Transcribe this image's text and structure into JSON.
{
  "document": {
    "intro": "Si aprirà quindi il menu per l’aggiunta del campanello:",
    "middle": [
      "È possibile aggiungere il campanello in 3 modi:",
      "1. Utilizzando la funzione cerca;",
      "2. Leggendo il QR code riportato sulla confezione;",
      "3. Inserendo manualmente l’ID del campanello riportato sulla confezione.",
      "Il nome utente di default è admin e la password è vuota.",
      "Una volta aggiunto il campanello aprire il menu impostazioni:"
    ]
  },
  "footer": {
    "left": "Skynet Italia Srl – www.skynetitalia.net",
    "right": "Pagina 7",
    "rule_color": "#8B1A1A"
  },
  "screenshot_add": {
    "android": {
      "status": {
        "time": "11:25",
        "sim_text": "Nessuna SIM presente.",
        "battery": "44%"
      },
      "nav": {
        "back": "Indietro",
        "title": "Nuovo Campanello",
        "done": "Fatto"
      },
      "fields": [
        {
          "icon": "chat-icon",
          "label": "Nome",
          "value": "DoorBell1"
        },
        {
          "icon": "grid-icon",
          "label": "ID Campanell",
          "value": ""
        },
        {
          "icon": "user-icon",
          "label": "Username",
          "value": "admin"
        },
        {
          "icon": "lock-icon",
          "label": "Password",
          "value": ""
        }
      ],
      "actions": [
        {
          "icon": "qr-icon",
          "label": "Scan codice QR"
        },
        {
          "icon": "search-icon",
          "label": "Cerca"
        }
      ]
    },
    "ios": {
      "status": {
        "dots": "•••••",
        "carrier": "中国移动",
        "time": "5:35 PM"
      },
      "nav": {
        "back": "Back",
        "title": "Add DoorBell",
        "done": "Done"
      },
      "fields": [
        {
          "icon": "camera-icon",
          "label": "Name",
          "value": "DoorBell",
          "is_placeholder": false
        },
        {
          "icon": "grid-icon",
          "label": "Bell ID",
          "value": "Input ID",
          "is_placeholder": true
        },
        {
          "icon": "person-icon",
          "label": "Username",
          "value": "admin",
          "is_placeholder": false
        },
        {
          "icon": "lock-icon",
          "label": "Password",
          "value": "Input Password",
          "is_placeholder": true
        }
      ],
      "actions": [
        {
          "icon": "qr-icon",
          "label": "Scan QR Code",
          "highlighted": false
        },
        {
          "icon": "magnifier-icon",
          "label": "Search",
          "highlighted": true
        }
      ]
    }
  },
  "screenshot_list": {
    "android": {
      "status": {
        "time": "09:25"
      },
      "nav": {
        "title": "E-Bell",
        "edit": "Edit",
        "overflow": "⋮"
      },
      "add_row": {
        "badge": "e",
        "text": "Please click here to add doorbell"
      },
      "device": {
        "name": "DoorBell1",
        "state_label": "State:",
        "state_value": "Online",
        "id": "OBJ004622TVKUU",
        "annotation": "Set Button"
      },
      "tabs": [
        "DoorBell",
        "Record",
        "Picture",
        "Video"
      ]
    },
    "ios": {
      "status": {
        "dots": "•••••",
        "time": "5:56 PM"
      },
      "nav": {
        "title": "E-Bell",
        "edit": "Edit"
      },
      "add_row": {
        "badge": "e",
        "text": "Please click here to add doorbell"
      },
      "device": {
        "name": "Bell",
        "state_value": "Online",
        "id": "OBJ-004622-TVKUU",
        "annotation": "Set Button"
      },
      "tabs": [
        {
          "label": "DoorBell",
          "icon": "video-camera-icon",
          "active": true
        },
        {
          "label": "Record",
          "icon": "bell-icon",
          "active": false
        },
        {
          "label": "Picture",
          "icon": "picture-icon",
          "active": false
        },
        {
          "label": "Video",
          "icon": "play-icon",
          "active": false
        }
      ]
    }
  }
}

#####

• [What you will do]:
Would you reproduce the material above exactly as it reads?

• [Task response]:
Transcribe this image's text and structure into JSON.
{
  "document": {
    "intro": "Si aprirà quindi il menu per l’aggiunta del campanello:",
    "middle": [
      "È possibile aggiungere il campanello in 3 modi:",
      "1. Utilizzando la funzione cerca;",
      "2. Leggendo il QR code riportato sulla confezione;",
      "3. Inserendo manualmente l’ID del campanello riportato sulla confezione.",
      "Il nome utente di default è admin e la password è vuota.",
      "Una volta aggiunto il campanello aprire il menu impostazioni:"
    ]
  },
  "footer": {
    "left": "Skynet Italia Srl – www.skynetitalia.net",
    "right": "Pagina 7",
    "rule_color": "#8B1A1A"
  },
  "screenshot_add": {
    "android": {
      "status": {
        "time": "11:25",
        "sim_text": "Nessuna SIM presente.",
        "battery": "44%"
      },
      "nav": {
        "back": "Indietro",
        "title": "Nuovo Campanello",
        "done": "Fatto"
      },
      "fields": [
        {
          "icon": "chat-icon",
          "label": "Nome",
          "value": "DoorBell1"
        },
        {
          "icon": "grid-icon",
          "label": "ID Campanell",
          "value": ""
        },
        {
          "icon": "user-icon",
          "label": "Username",
          "value": "admin"
        },
        {
          "icon": "lock-icon",
          "label": "Password",
          "value": ""
        }
      ],
      "actions": [
        {
          "icon": "qr-icon",
          "label": "Scan codice QR"
        },
        {
          "icon": "search-icon",
          "label": "Cerca"
        }
      ]
    },
    "ios": {
      "status": {
        "dots": "•••••",
        "carrier": "中国移动",
        "time": "5:35 PM"
      },
      "nav": {
        "back": "Back",
        "title": "Add DoorBell",
        "done": "Done"
      },
      "fields": [
        {
          "icon": "camera-icon",
          "label": "Name",
          "value": "DoorBell",
          "is_placeholder": false
        },
        {
          "icon": "grid-icon",
          "label": "Bell ID",
          "value": "Input ID",
          "is_placeholder": true
        },
        {
          "icon": "person-icon",
          "label": "Username",
          "value": "admin",
          "is_placeholder": false
        },
        {
          "icon": "lock-icon",
          "label": "Password",
          "value": "Input Password",
          "is_placeholder": true
        }
      ],
      "actions": [
        {
          "icon": "qr-icon",
          "label": "Scan QR Code",
          "highlighted": false
        },
        {
          "icon": "magnifier-icon",
          "label": "Search",
          "highlighted": true
        }
      ]
    }
  },
  "screenshot_list": {
    "android": {
      "status": {
        "time": "09:25"
      },
      "nav": {
        "title": "E-Bell",
        "edit": "Edit",
        "overflow": "⋮"
      },
      "add_row": {
        "badge": "e",
        "text": "Please click here to add doorbell"
      },
      "device": {
        "name": "DoorBell1",
        "state_label": "State:",
        "state_value": "Online",
        "id": "OBJ004622TVKUU",
        "annotation": "Set Button"
      },
      "tabs": [
        "DoorBell",
        "Record",
        "Picture",
        "Video"
      ]
    },
    "ios": {
      "status": {
        "dots": "•••••",
        "time": "5:56 PM"
      },
      "nav": {
        "title": "E-Bell",
        "edit": "Edit"
      },
      "add_row": {
        "badge": "e",
        "text": "Please click here to add doorbell"
      },
      "device": {
        "name": "Bell",
        "state_value": "Online",
        "id": "OBJ-004622-TVKUU",
        "annotation": "Set Button"
      },
      "tabs": [
        {
          "label": "DoorBell",
          "icon": "video-camera-icon",
          "active": true
        },
        {
          "label": "Record",
          "icon": "bell-icon",
          "active": false
        },
        {
          "label": "Picture",
          "icon": "picture-icon",
          "active": false
        },
        {
          "label": "Video",
          "icon": "play-icon",
          "active": false
        }
      ]
    }
  }
}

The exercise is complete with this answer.